With this book comes a surprise: my favorite part wasn’t the main storyline. It was the bits with Aaru’s past, a feature I didn’t even know this book would have.
In the present, Mira and her friends are on the run, while also trying to find a safe spot for the poached dragons.
In the past, we see Aaru’s life building up to the moment he is sent to the pit.
Hands down my favorite character of the series is Aaru. His past is compelling, and his voice, with the need for silence, brings a unique depth to his character. Of all the people to get growth in this book (who aren’t Mira), Aaru certainly gets the most. And though he is featured prominently in the first text, I didn’t necessarily see the love interest turn coming. I wasn’t sure in the first book, but in retrospect I should have seen it coming all along.
Mira, of course, is a new kind of YA heroine. If she could pass her “Chosen One” status on to someone else, she would. But it’s all on her. And she’d sooner die than let her position go to waste.
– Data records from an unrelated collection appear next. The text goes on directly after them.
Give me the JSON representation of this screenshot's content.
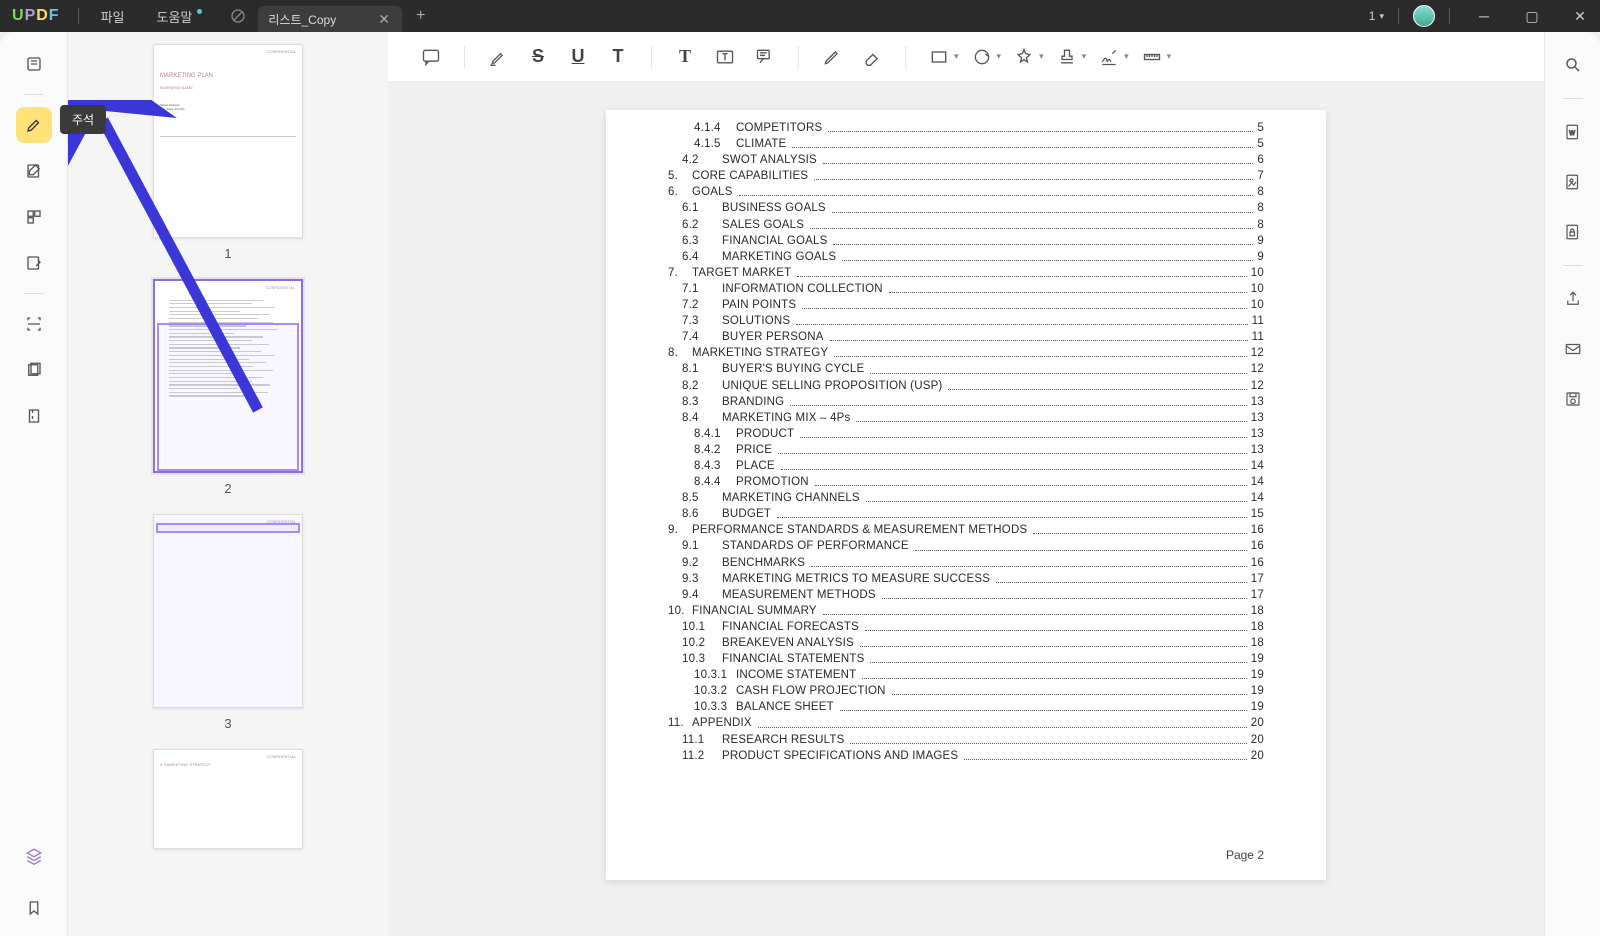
{
  "titlebar": {
    "menu_file": "파일",
    "menu_help": "도움말",
    "tab_title": "리스트_Copy",
    "page_indicator": "1"
  },
  "left_rail_tooltip": "주석",
  "thumbnails": [
    {
      "label": "1",
      "conf": "CONFIDENTIAL",
      "heading": "MARKETING PLAN",
      "sub": "BUSINESS NAME",
      "addr1": "Street Address",
      "addr2": "City, State and Zip"
    },
    {
      "label": "2",
      "conf": "CONFIDENTIAL"
    },
    {
      "label": "3",
      "conf": "CONFIDENTIAL"
    }
  ],
  "doc": {
    "footer": "Page 2",
    "toc": [
      {
        "ind": 2,
        "num": "4.1.4",
        "title": "COMPETITORS",
        "pg": "5"
      },
      {
        "ind": 2,
        "num": "4.1.5",
        "title": "CLIMATE",
        "pg": "5"
      },
      {
        "ind": 1,
        "num": "4.2",
        "title": "SWOT ANALYSIS",
        "pg": "6"
      },
      {
        "ind": 0,
        "num": "5.",
        "title": "CORE CAPABILITIES",
        "pg": "7"
      },
      {
        "ind": 0,
        "num": "6.",
        "title": "GOALS",
        "pg": "8"
      },
      {
        "ind": 1,
        "num": "6.1",
        "title": "BUSINESS GOALS",
        "pg": "8"
      },
      {
        "ind": 1,
        "num": "6.2",
        "title": "SALES GOALS",
        "pg": "8"
      },
      {
        "ind": 1,
        "num": "6.3",
        "title": "FINANCIAL GOALS",
        "pg": "9"
      },
      {
        "ind": 1,
        "num": "6.4",
        "title": "MARKETING GOALS",
        "pg": "9"
      },
      {
        "ind": 0,
        "num": "7.",
        "title": "TARGET MARKET",
        "pg": "10"
      },
      {
        "ind": 1,
        "num": "7.1",
        "title": "INFORMATION COLLECTION",
        "pg": "10"
      },
      {
        "ind": 1,
        "num": "7.2",
        "title": "PAIN POINTS",
        "pg": "10"
      },
      {
        "ind": 1,
        "num": "7.3",
        "title": "SOLUTIONS",
        "pg": "11"
      },
      {
        "ind": 1,
        "num": "7.4",
        "title": "BUYER PERSONA",
        "pg": "11"
      },
      {
        "ind": 0,
        "num": "8.",
        "title": "MARKETING STRATEGY",
        "pg": "12"
      },
      {
        "ind": 1,
        "num": "8.1",
        "title": "BUYER'S BUYING CYCLE",
        "pg": "12"
      },
      {
        "ind": 1,
        "num": "8.2",
        "title": "UNIQUE SELLING PROPOSITION (USP)",
        "pg": "12"
      },
      {
        "ind": 1,
        "num": "8.3",
        "title": "BRANDING",
        "pg": "13"
      },
      {
        "ind": 1,
        "num": "8.4",
        "title": "MARKETING MIX – 4Ps",
        "pg": "13"
      },
      {
        "ind": 2,
        "num": "8.4.1",
        "title": "PRODUCT",
        "pg": "13"
      },
      {
        "ind": 2,
        "num": "8.4.2",
        "title": "PRICE",
        "pg": "13"
      },
      {
        "ind": 2,
        "num": "8.4.3",
        "title": "PLACE",
        "pg": "14"
      },
      {
        "ind": 2,
        "num": "8.4.4",
        "title": "PROMOTION",
        "pg": "14"
      },
      {
        "ind": 1,
        "num": "8.5",
        "title": "MARKETING CHANNELS",
        "pg": "14"
      },
      {
        "ind": 1,
        "num": "8.6",
        "title": "BUDGET",
        "pg": "15"
      },
      {
        "ind": 0,
        "num": "9.",
        "title": "PERFORMANCE STANDARDS & MEASUREMENT METHODS",
        "pg": "16"
      },
      {
        "ind": 1,
        "num": "9.1",
        "title": "STANDARDS OF PERFORMANCE",
        "pg": "16"
      },
      {
        "ind": 1,
        "num": "9.2",
        "title": "BENCHMARKS",
        "pg": "16"
      },
      {
        "ind": 1,
        "num": "9.3",
        "title": "MARKETING METRICS TO MEASURE SUCCESS",
        "pg": "17"
      },
      {
        "ind": 1,
        "num": "9.4",
        "title": "MEASUREMENT METHODS",
        "pg": "17"
      },
      {
        "ind": 0,
        "num": "10.",
        "title": "FINANCIAL SUMMARY",
        "pg": "18"
      },
      {
        "ind": 1,
        "num": "10.1",
        "title": "FINANCIAL FORECASTS",
        "pg": "18"
      },
      {
        "ind": 1,
        "num": "10.2",
        "title": "BREAKEVEN ANALYSIS",
        "pg": "18"
      },
      {
        "ind": 1,
        "num": "10.3",
        "title": "FINANCIAL STATEMENTS",
        "pg": "19"
      },
      {
        "ind": 2,
        "num": "10.3.1",
        "title": "INCOME STATEMENT",
        "pg": "19"
      },
      {
        "ind": 2,
        "num": "10.3.2",
        "title": "CASH FLOW PROJECTION",
        "pg": "19"
      },
      {
        "ind": 2,
        "num": "10.3.3",
        "title": "BALANCE SHEET",
        "pg": "19"
      },
      {
        "ind": 0,
        "num": "11.",
        "title": "APPENDIX",
        "pg": "20"
      },
      {
        "ind": 1,
        "num": "11.1",
        "title": "RESEARCH RESULTS",
        "pg": "20"
      },
      {
        "ind": 1,
        "num": "11.2",
        "title": "PRODUCT SPECIFICATIONS AND IMAGES",
        "pg": "20"
      }
    ]
  }
}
The conspiracy Mira sets to uncover is wildly massive. First it looks like this, than it is something else. Even by the book’s end, I’m not sure what all is happening. In some regards that makes the book frustrating, but in the end I think it makes the mystery so much more impactful.
Then, of course, there’s the dragons! It must be impossible to read this book and not love, at a minimum, Lala and Crystal. I, however, loved Kelsine and the others as well. The dragons have as much personality as the humans.
Though confusing at parts, this book was a fun ride, and especially worthy due to the dragon-prominence.